A clue may contain two definition elements instead of having a definition part and a word game part. So exploring the cryptic crossword solution was relatively rare. Several discrete areas have been studied: cognitive or linguistic challenges arising from cryptic indications. the mechanisms by which the "Aha!" -Moment is triggered by the resolution of encrypted crosswords;  the use of cryptic crossword puzzles to maintain cognitive flexibility ("use-it-or-lose-it") in aging populations; and expert studies on high performance drivers and the ability to solve cryptography.    Ximenean`s rules are very precise in terms of grammar and syntax, particularly with regard to the indicators used for different wordplay methods. Libertarian setters can use devices that convey "more or less" the message. For example, if the BEER response of the Setters may decide to divide the word into BEE and R and, after finding appropriate ways to define the answer and BEE, now tries the Solver a reference to the letter R. Ximenean rules would not allow something like "to reach first" suggests that R is the first letter of "Reach" , because, grammatical, this is not what "Reach first" implies. Instead, a "first to reach" phrase would be needed, as this is consistent with the rules of grammar. However, many libertarian crossword writers would accept "Reach First," believing that it would be reasonable to convey the idea in a reasonable way. For example, a mention under the Ximene rules for BEER (BEE- R) may look like this: The answer is THE DARING, which means "difficult," and is preferred without its average letter, or "heartless." This type of index is common in British and Canadian crypts, but is somewhat less common in American crypts; in American crossword puzzles, an index like this is generally considered a punny clue.
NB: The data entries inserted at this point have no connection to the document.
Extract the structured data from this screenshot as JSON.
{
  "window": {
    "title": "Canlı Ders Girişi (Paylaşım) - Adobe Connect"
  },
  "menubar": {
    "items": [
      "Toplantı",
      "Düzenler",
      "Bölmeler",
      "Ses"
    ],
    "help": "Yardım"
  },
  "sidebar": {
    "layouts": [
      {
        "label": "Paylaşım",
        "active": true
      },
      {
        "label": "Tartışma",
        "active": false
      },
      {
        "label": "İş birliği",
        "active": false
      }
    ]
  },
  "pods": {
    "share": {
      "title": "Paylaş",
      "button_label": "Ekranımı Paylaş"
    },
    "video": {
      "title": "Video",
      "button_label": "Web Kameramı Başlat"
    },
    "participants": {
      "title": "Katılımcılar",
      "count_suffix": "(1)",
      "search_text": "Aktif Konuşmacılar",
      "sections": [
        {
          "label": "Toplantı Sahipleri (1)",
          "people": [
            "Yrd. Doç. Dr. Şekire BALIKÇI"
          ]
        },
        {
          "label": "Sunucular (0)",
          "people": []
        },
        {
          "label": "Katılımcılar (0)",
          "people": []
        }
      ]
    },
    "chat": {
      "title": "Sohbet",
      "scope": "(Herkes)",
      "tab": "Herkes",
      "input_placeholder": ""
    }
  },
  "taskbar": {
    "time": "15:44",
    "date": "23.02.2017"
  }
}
This is almost certainly the oldest type of cryptic index: cryptic definitions appeared in the enigmas of British newspapers in the late 1920s and early 1930s, which mixed cryptic and clear terms and became completely cryptic crossword puzzles.
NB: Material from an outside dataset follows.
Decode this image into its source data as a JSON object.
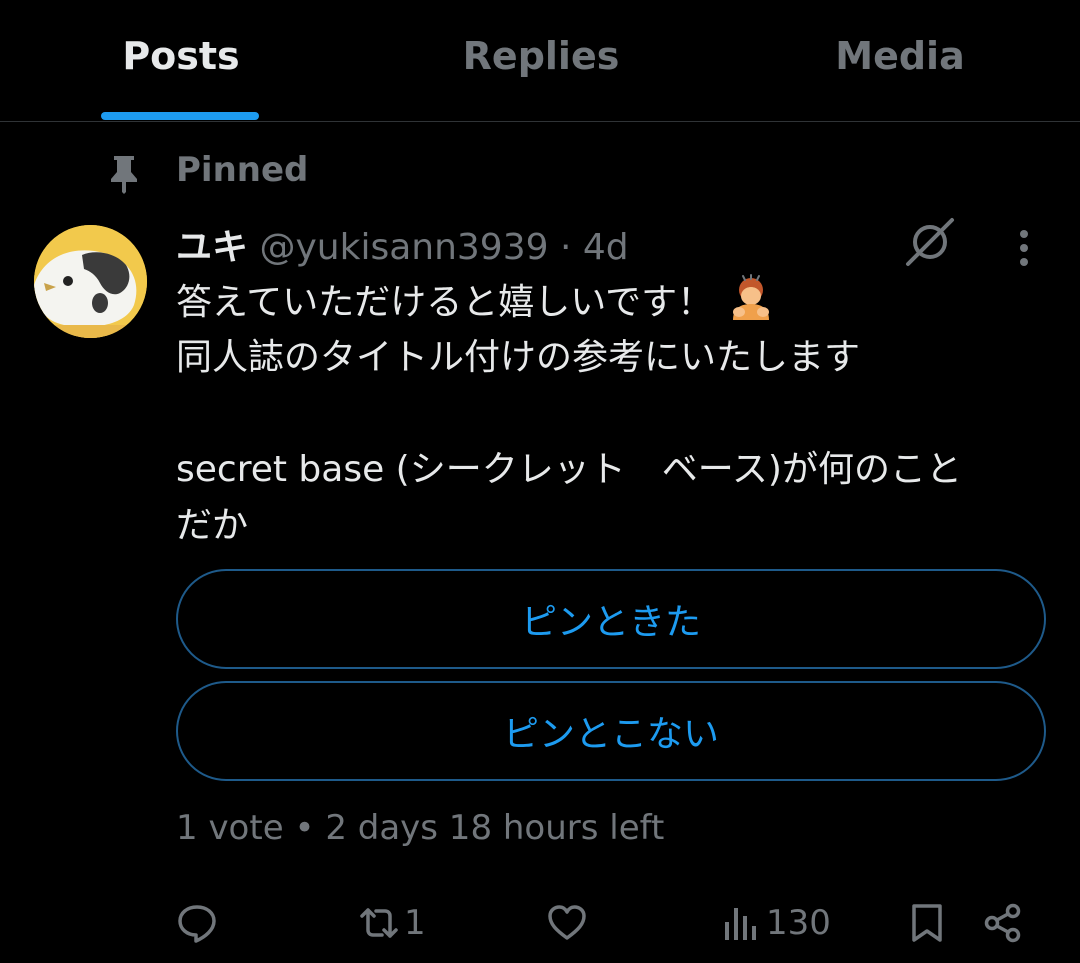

In Britain, it is traditionally – dated to the cryptic crossword pioneer Edward (Bill) Powys Mathers (1892-1939) which, according to the Spanish inquisitator, was called torquemada – for the compiler to use evocative pseudonyms. "Crispa," named after the Latin for curly-headed, which used crossword puzzles for the Guardian from 1954 to his retirement in 2004, legally changed his surname after divorce in the 1970s to "Crisp." Some pseudonyms have obvious connotations: for example Torquemada, as already described, or "Mephisto" with devilish nuances quite obvious.